What are the key ways in which the perception of engineering can be changed for the better going forward?

The stereotypical visual image of men in hard hats and overalls is certainly something we are challenging in the midst of this new and exciting engineering and technology landscape. The IET recently launched a new photo library of engineering images for journalists. It includes a wide range of images highlighting the exciting and creative side of engineering, which we hope journalists will use instead of the more traditional images. This will go some way to highlighting the modern, creative and exciting world of engineering.

From an education perspective, it will also be important to change the perception of engineering. Schools and teachers should be encouraging more girls to take science, technology, engineering and mathematics (STEM) topics – which offer a gateway into an engineering career. 

Finally, the industry is still painted as a male dominant arena in lots of different ways. We need to change this perception to stop women from being put off by this, because they shouldn’t be. The percentage of women in the industry is still low, but for me, being a woman within the industry has not been an issue. In lots of ways it’s been an advantage, helping me to stand out and make an impression. We need to encourage this perception to help young women see that organisations with a diverse workforce in the form of different backgrounds, upbringing and sexes are more likely to come up with ideas and innovation that will be relevant to a broader range of society.

What do you hope to be the engineering and technology landscape by 2050? What will the composition of the UK industry be and what will the public’s perception of the industry be?

Engineering UK has said that the UK is estimated to need 1.82 million new engineers over the next decade, so you can imagine how this number will increase by 2050, particularly as technology becomes even more advanced and new discoveries are made. There will be all kinds of opportunities opening up for engineers, including projects for future engineers to work on that we can’t even comprehend yet. The scale of the future for engineering and technology is huge.
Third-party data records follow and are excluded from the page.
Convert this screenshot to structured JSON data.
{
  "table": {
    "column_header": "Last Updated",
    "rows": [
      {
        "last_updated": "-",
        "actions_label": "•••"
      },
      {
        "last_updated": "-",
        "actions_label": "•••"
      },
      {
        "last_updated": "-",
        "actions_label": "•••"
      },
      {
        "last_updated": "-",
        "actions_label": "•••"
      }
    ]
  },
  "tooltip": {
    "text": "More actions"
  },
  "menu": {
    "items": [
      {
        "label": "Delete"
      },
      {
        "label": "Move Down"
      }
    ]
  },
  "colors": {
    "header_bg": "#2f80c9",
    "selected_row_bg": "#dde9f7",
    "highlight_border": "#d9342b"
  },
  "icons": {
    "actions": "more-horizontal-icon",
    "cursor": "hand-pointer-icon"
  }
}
Another key aspect of the engineering and technology landscape is diversity. So, I would hope that the composition of the UK industry will be a lot more balanced. Currently, we are essentially missing out on 50% of the potential engineering population. Our efforts to encourage more girls and women to approach a career in engineering will have hopefully had an impact on the public’s overall perception of the industry.

In 2050, who knows what kind of technology we will be working with? I certainly hope that the public’s perception of engineering will be more accurate and less stereotypical. Over the next 34 years, I hope engineering will come to be seen as a more exciting career. I’ve done so many diverse things in my time because I’m an engineer and I hope more people will be able to see the opportunities and experiences on offer.

Naomi Climer is the president of the Institute for Engineering Technologies.